PRESIDENT Jacob Zuma has promised that the government will be getting tough on violent protesters
In his state of the nation address last night, Zuma said South Africans had to celebrate, promote, exercise and defend their constitution and that violence was unacceptable.
"It is unacceptable when people’s rights are violated by perpetrators of violent actions, such as actions that lead to injury and death of persons, damage to property and the destruction of valuable public infrastructure.”
His comments come almost a month after violent protests in Sasolburg’s Zamdela township in a dispute over new municipal boundaries.
Zuma said: "We are duty bound to uphold, defend and respect the constitution as the supreme law of the Republic. We will spare no effort in doing so.
"For this reason, I have instructed the Justice, Crime Prevention and Security Cluster (JCPSC) to put measures in place, with immediate effect, to ensure that any incidents of violent protest are acted upon, investigated and prosecuted.”
He said special courts would be set aside to deal with those suspected of public violence during protests, and these cases would be prioritised on the court rolls.
But Zuma said while some protested, the constitutional rights of all South Africans had to be defended. His government would not disappoint regarding that expectation.

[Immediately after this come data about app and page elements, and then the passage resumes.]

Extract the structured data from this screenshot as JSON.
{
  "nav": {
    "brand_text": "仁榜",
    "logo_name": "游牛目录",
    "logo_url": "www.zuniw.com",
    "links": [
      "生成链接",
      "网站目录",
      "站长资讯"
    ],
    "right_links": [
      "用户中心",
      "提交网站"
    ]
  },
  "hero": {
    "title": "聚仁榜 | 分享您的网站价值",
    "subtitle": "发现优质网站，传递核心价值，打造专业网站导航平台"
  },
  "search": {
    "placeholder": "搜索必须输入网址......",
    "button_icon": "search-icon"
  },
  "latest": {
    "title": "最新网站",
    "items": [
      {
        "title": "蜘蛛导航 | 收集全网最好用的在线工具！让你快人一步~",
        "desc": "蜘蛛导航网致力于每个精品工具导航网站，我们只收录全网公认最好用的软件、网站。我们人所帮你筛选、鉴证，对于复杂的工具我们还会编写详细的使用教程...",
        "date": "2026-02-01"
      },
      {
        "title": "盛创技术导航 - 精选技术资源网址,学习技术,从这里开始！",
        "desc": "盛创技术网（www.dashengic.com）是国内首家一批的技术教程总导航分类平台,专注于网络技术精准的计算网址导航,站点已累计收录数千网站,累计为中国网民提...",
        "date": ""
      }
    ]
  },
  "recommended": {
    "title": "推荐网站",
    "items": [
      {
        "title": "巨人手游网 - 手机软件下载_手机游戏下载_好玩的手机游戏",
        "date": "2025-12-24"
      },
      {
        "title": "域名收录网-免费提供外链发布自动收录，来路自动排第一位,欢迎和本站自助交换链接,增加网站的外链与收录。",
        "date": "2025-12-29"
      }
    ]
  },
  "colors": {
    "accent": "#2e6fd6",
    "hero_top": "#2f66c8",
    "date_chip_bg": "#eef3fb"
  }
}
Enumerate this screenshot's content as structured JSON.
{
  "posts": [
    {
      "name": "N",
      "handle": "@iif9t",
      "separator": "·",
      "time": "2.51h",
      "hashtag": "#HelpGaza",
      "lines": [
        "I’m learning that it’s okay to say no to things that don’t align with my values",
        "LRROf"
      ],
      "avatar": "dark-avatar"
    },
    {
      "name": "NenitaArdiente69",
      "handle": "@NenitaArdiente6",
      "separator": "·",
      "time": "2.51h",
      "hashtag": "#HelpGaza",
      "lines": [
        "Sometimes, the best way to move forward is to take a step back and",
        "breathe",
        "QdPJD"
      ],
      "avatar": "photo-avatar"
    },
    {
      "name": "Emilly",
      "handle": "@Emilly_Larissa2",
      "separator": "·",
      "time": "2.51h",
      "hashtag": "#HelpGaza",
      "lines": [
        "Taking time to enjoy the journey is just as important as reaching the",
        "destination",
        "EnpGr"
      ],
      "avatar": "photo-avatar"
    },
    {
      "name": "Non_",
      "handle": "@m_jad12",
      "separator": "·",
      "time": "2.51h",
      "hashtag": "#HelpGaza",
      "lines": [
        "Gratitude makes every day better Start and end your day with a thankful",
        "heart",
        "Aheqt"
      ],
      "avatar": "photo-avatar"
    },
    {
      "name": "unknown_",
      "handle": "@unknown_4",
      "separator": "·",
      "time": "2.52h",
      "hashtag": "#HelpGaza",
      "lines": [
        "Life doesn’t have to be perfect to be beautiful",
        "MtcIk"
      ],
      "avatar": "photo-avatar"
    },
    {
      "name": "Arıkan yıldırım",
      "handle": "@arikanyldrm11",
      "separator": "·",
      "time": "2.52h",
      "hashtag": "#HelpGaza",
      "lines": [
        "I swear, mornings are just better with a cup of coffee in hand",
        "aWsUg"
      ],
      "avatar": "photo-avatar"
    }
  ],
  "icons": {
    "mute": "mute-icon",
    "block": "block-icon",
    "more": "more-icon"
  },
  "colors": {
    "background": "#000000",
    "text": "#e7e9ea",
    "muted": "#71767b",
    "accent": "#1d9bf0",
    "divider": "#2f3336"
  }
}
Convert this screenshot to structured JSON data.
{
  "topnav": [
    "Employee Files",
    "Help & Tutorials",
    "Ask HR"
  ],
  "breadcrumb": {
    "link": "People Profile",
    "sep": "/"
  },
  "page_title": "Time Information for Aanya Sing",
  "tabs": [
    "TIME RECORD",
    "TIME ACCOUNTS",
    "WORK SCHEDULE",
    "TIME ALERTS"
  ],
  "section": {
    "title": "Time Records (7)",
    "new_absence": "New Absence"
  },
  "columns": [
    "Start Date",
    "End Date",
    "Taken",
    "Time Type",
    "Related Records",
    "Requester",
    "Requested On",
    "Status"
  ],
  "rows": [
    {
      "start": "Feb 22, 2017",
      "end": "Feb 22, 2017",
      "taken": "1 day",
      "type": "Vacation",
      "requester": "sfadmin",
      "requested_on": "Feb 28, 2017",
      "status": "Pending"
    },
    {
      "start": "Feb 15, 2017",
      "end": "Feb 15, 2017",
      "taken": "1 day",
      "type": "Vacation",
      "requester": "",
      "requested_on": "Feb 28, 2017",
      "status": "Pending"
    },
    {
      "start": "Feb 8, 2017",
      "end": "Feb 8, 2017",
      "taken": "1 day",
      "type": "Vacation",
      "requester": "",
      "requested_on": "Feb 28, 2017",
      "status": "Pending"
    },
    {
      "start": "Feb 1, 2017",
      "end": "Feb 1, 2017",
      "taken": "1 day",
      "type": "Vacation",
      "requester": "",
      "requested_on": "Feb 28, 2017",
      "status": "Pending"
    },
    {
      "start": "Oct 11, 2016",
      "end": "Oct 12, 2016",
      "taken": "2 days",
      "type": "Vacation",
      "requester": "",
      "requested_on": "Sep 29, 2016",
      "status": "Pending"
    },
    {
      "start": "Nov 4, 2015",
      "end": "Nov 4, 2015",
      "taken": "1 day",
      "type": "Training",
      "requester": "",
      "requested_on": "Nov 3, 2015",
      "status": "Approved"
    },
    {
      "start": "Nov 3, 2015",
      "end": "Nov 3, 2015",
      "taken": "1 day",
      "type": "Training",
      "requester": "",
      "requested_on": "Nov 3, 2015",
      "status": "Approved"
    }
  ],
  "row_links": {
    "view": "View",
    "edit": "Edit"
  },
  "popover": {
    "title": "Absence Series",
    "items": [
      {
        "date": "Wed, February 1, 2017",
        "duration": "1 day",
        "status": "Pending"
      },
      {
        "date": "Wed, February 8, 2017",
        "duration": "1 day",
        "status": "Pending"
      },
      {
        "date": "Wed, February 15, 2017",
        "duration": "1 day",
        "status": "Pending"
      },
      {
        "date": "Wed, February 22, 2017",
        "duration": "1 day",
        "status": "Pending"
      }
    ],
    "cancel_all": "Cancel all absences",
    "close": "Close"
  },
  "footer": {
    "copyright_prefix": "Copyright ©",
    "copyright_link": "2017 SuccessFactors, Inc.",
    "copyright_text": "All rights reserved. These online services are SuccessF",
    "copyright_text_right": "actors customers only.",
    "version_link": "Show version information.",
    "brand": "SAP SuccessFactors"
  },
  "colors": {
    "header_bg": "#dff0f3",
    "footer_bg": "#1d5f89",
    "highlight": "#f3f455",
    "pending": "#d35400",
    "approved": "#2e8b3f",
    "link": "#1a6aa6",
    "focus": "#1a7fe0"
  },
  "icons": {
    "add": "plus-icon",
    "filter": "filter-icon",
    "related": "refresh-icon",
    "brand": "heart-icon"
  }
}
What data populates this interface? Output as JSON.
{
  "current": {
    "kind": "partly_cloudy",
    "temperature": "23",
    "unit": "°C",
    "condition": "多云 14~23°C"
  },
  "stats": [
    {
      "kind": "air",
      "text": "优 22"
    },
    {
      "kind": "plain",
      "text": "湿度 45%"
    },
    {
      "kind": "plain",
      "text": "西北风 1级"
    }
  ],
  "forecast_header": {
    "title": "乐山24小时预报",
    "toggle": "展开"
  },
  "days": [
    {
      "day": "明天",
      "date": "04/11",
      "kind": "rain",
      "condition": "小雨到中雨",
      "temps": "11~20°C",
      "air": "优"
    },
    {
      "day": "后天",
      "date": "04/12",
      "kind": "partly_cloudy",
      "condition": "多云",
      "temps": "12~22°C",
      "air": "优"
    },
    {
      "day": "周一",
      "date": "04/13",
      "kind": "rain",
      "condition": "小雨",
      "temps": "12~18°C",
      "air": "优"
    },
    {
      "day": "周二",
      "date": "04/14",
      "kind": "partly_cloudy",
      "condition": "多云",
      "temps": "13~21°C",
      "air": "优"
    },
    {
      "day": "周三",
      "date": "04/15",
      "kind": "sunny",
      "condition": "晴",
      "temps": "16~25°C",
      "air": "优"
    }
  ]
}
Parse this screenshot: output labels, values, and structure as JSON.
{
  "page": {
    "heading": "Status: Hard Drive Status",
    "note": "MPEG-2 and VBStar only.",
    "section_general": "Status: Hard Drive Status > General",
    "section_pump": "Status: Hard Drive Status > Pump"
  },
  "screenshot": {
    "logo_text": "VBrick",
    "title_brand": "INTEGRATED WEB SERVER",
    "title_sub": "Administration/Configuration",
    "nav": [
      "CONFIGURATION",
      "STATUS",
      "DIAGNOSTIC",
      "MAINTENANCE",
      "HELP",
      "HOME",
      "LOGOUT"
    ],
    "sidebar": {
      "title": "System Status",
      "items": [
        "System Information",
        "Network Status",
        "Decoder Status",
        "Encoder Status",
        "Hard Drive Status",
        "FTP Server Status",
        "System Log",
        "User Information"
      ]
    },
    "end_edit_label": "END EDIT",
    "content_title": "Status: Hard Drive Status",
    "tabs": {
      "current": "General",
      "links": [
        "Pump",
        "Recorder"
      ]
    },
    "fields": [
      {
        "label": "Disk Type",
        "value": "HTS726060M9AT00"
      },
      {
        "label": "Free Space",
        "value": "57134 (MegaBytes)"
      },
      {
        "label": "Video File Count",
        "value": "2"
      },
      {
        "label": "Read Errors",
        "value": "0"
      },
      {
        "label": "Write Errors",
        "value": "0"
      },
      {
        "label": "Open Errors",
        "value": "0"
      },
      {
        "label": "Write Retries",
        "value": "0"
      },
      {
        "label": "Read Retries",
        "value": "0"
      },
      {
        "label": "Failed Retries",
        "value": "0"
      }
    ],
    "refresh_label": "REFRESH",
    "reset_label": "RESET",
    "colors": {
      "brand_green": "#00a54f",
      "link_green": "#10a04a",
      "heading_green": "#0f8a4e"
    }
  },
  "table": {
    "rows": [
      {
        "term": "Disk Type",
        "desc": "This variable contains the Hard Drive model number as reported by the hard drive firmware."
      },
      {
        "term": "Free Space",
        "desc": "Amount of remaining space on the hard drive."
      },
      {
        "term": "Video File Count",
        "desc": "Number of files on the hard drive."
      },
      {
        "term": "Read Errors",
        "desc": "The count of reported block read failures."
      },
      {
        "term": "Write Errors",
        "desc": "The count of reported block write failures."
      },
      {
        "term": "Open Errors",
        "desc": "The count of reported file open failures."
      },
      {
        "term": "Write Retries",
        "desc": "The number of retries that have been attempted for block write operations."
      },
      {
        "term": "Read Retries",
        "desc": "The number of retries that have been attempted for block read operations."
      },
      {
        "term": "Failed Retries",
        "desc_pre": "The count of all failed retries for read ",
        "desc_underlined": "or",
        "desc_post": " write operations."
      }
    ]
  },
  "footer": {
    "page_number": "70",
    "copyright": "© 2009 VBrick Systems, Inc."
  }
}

"The JCPSC has therefore put measures in place at national, provincial and local level to deal with such incidents effectively,” Zuma said.
But before the anger of communities was expressed through violence, he called on all government departments to address concerns.
Grahamstown-based Unemployment People’s Movement spokesman Ayanda Kota said "Most protests are peaceful and people resort to the streets when they are not being heard by those in charge. The way he spoke was a demonstration of an authoritarian government.”
– Additional reporting by Rochelle de Kock